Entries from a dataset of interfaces
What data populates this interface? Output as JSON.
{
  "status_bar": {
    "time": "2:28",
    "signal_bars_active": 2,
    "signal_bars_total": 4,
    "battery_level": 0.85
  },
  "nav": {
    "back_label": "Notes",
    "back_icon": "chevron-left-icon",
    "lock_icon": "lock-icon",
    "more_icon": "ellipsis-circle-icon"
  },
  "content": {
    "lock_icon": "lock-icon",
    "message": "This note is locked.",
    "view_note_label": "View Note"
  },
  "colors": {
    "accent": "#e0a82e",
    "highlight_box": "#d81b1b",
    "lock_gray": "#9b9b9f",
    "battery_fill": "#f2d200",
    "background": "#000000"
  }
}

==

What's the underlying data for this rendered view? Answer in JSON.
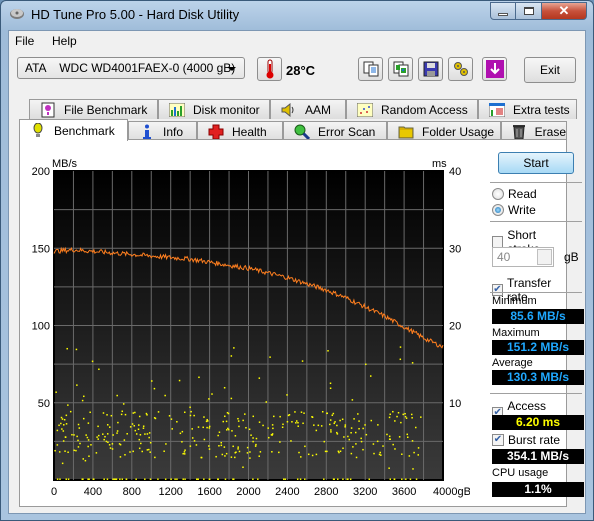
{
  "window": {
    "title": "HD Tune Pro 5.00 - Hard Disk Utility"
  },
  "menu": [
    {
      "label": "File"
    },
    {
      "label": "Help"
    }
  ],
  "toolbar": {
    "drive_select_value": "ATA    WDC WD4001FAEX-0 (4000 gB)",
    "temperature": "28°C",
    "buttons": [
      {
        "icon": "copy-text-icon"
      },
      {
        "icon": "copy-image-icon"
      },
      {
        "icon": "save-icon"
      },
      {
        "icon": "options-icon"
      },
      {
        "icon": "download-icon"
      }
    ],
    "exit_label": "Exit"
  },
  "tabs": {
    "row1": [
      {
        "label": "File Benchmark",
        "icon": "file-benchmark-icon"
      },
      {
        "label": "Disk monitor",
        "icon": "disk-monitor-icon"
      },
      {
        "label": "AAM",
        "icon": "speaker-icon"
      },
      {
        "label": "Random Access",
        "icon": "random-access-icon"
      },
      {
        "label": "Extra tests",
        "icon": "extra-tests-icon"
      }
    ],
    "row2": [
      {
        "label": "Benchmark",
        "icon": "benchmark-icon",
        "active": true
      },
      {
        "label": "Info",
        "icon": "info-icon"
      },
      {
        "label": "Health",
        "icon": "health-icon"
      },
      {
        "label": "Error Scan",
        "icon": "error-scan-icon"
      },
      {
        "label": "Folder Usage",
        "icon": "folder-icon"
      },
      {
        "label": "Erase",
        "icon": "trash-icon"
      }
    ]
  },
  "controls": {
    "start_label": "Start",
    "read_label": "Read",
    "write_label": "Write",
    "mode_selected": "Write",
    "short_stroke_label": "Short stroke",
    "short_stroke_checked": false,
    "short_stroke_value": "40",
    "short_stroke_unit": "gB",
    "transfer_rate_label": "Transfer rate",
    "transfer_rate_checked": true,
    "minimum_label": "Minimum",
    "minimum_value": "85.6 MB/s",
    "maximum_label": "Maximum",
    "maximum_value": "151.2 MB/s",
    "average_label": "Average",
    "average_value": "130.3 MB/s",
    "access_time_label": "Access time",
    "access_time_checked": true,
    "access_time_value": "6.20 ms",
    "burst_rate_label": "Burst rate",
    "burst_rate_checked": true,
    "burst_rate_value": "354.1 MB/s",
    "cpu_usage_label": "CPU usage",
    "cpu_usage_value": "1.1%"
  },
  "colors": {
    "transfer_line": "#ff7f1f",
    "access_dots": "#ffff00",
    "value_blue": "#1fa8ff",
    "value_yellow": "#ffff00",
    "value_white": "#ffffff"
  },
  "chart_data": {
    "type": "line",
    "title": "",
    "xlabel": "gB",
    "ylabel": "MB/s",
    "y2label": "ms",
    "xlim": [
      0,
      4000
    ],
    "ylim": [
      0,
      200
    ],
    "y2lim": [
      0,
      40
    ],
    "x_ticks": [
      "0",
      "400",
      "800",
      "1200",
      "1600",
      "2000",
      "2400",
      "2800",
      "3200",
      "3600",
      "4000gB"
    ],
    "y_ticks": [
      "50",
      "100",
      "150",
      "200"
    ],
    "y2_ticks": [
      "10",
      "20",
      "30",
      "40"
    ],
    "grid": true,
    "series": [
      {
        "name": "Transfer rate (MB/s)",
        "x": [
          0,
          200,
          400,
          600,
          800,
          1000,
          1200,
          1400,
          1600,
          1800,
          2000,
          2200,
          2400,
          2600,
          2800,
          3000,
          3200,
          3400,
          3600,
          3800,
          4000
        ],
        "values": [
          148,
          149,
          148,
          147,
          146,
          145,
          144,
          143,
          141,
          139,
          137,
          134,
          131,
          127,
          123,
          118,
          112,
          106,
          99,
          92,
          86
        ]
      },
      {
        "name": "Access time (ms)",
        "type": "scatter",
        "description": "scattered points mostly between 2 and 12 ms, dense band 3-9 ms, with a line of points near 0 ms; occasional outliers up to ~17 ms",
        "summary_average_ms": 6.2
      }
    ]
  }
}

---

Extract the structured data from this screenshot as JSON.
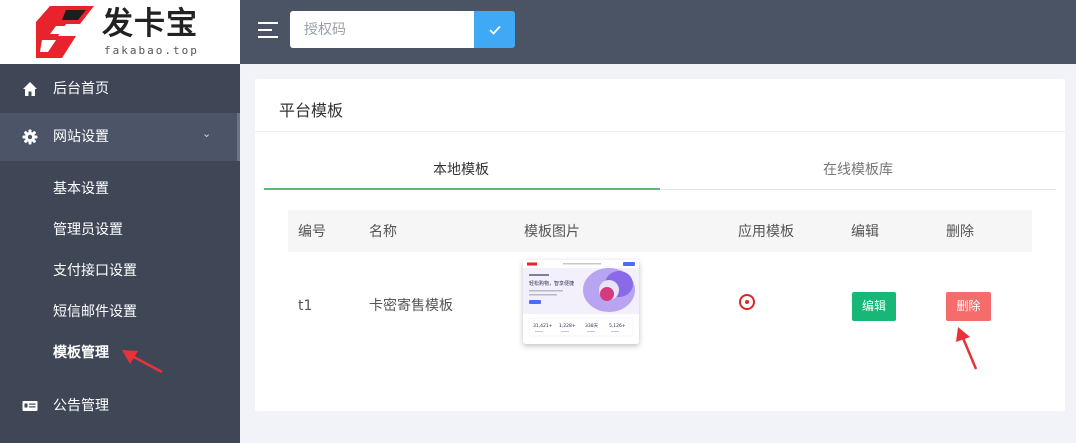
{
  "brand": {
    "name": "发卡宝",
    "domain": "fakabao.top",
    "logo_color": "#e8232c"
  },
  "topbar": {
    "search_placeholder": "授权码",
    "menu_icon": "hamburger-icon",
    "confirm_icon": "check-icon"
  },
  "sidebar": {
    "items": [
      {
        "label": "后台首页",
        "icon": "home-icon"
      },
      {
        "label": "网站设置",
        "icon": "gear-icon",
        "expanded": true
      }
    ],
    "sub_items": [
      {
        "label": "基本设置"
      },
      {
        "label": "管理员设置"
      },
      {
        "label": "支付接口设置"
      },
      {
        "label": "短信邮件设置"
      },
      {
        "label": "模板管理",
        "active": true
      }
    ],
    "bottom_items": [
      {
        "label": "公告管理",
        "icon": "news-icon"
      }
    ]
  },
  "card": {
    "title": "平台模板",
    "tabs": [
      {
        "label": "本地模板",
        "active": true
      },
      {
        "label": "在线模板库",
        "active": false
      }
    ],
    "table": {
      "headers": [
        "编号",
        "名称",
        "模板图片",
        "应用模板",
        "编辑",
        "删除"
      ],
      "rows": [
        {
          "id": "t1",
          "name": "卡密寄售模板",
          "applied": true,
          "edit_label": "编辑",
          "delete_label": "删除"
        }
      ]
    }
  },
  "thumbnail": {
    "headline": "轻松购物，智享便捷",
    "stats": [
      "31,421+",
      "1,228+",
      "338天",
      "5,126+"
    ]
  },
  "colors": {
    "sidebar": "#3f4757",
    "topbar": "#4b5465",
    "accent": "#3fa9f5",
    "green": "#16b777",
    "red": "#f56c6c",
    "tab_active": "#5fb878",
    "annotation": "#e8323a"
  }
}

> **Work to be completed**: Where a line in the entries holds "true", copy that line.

> **Your response**:
        "active": true
    "transfer_rate_checked": true,
    "access_time_checked": true,
    "burst_rate_checked": true,
    "grid": true,
        "expanded": true
        "active": true
        "active": true
          "applied": true,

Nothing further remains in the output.